Simply put, the Nano is still noisy, even if its peak fan noise doesn’t hit the ears as hard as that of some older AMD GPU’s has been known to. Under idle conditions, the Nano manages a decibel level of 28db but even when stressed under heavy gaming loads, doesn’t take things above about 37 decibels, which is definitely a win in our estimation. On the other hand, while the fan manages to be fairly quiet, some of the other sounds this little GPU creates are definitely notable, with an audible high-pitched coil whine that ranges between emitting a low whirring sound to something more like a screeching whistle.
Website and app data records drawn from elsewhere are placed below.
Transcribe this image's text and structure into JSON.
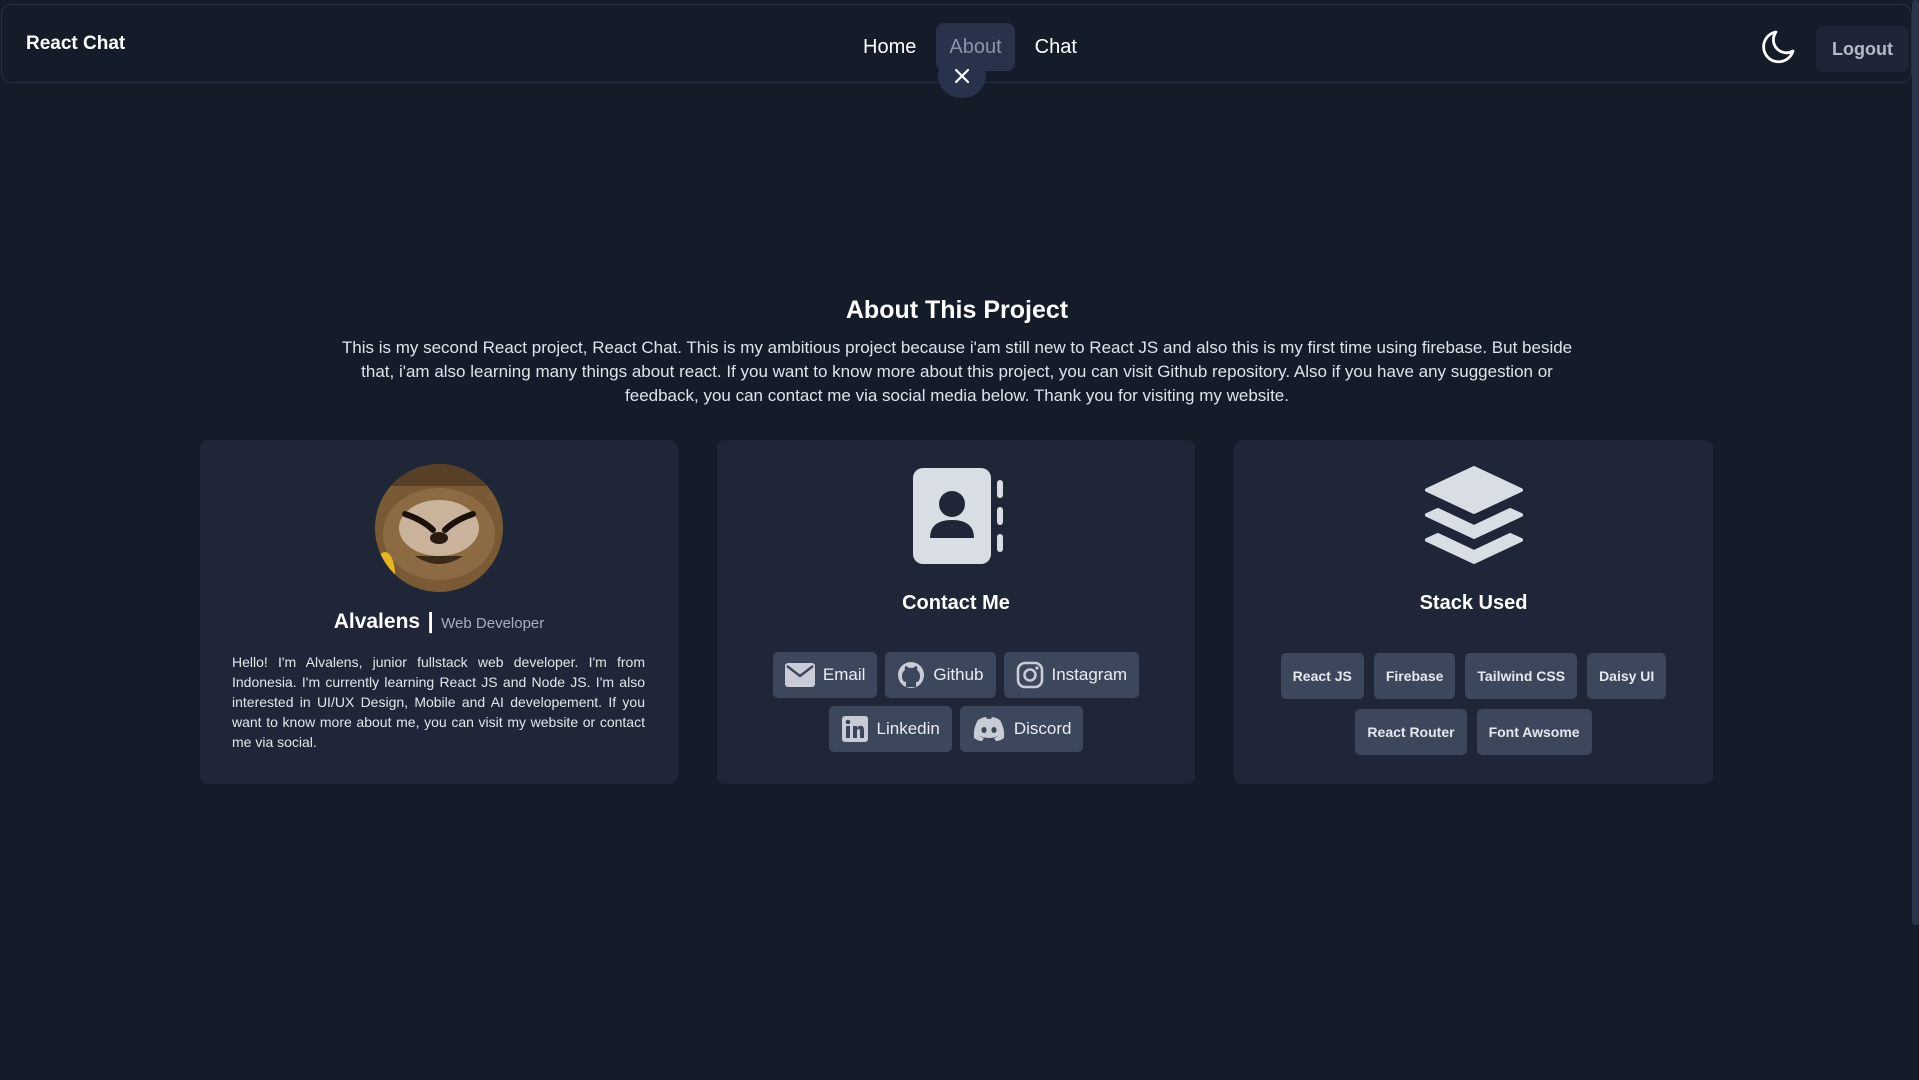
{
  "navbar": {
    "brand": "React Chat",
    "links": [
      {
        "label": "Home",
        "active": false
      },
      {
        "label": "About",
        "active": true
      },
      {
        "label": "Chat",
        "active": false
      }
    ],
    "logout_label": "Logout",
    "icons": {
      "theme": "moon-icon",
      "close": "close-icon"
    }
  },
  "about": {
    "title": "About This Project",
    "description": "This is my second React project, React Chat. This is my ambitious project because i'am still new to React JS and also this is my first time using firebase. But beside that, i'am also learning many things about react. If you want to know more about this project, you can visit Github repository. Also if you have any suggestion or feedback, you can contact me via social media below. Thank you for visiting my website."
  },
  "profile": {
    "name": "Alvalens",
    "separator": "|",
    "role": "Web Developer",
    "bio": "Hello! I'm Alvalens, junior fullstack web developer. I'm from Indonesia. I'm currently learning React JS and Node JS. I'm also interested in UI/UX Design, Mobile and AI developement. If you want to know more about me, you can visit my website or contact me via social."
  },
  "contact": {
    "title": "Contact Me",
    "icon": "address-book-icon",
    "buttons": [
      {
        "label": "Email",
        "icon": "envelope-icon"
      },
      {
        "label": "Github",
        "icon": "github-icon"
      },
      {
        "label": "Instagram",
        "icon": "instagram-icon"
      },
      {
        "label": "Linkedin",
        "icon": "linkedin-icon"
      },
      {
        "label": "Discord",
        "icon": "discord-icon"
      }
    ]
  },
  "stack": {
    "title": "Stack Used",
    "icon": "layers-icon",
    "items": [
      "React JS",
      "Firebase",
      "Tailwind CSS",
      "Daisy UI",
      "React Router",
      "Font Awsome"
    ]
  },
  "colors": {
    "background": "#141b29",
    "card": "#1e2637",
    "badge": "#3d475b",
    "active_nav": "#28324a"
  }
}
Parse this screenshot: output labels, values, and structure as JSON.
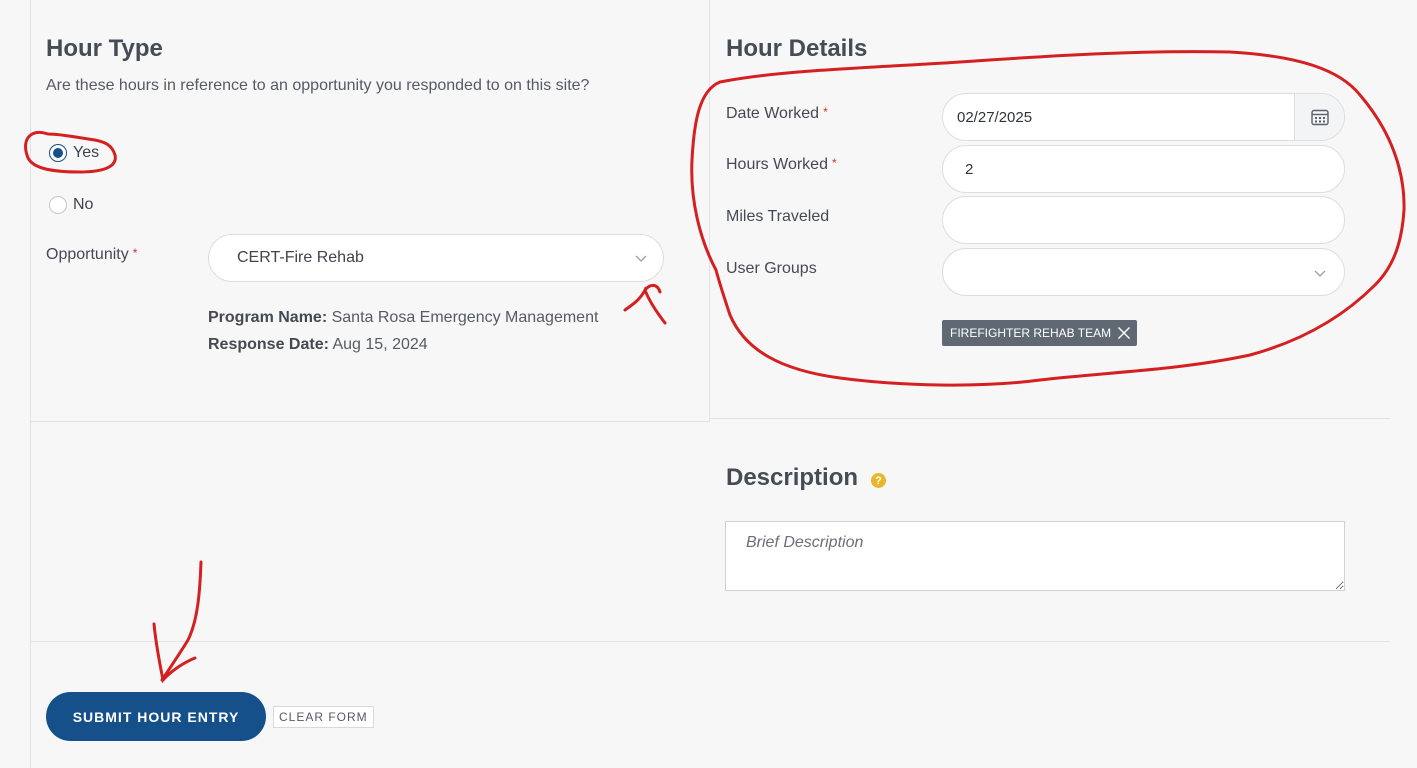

However, this might vary from specific unit to specific unit.
Essentially, the AMD Radeon R9 Nano is not a 4K GPU in our view. Yes, it can manage 4K UHD graphics to some extent but the frame rates reached for all but the lightest of 4K gaming loads simply don’t match those of more hardcore 4K gaming GPUs like the Titan X or the AMD R9 295x2.
For example, 4K gameplay at very high detail in a heavier game like Crysis 3 delivers a maximum of 10 frames per second with the Nano and a fps of 24.3 for Crysis 3 at low detail settings in 4K. While Crysis 3 isn’t easy on any GPU (even an explicitly 4K version) 10 fps is useless for real 4K PC gaming at high detail levels. One exception we found was the GPU’s performance in a lighter 4K game like Metro Last Light, with which the Nano managed to deliver 4K in a medium graphics setting at 35 frames per second.
We could describe the frame rates for other games at 4K resolutions but they all average at the lower end of the fps scale and pretty much deliver a conclusive verdict on this GPU’s weaker 4K gaming chops.
For gaming at 2560 x 1440 resolution, the R9 Nano also performs well, delivering a frame rate of 64.8 for Metro Last light under this resolution and a more or less decent 36 fps in Crysis 3 at 1440p resolution.
On the other hand, when it comes to HD games at high frame rates, the Nano delivers the results admirably. A game like Grand Theft Auto V was rendered at a max fps of 94 while The Witcher 3: Wild Hunt managed to play at 59.2 fps. For Metro Last Light, HD gaming came in at 97 frames per second, which is also superb as far as Full HD goes.
The AMD Radeon R9 Nano is not a cheap GPU and given its performance metrics, it doesn’t entirely deserve the high price it retails for. It’s currently retailing for $650 and much of this price is being charged for the compact design in our view. The problem with this is that unless you genuinely need a compact GPU, the Nano doesn’t deliver the value of its price tag in other regards.
5.0 - 1 Review
• Excellent at Full HD and 1440p resolutions
• Very low power consumption
• Relatively quiet
• Fiji chip architecture
• Compact design
• Simpler air cooling
• Not really a 4K GPU
• Too expensive for its specs
• Cheaper GPUs deliver the same capabilities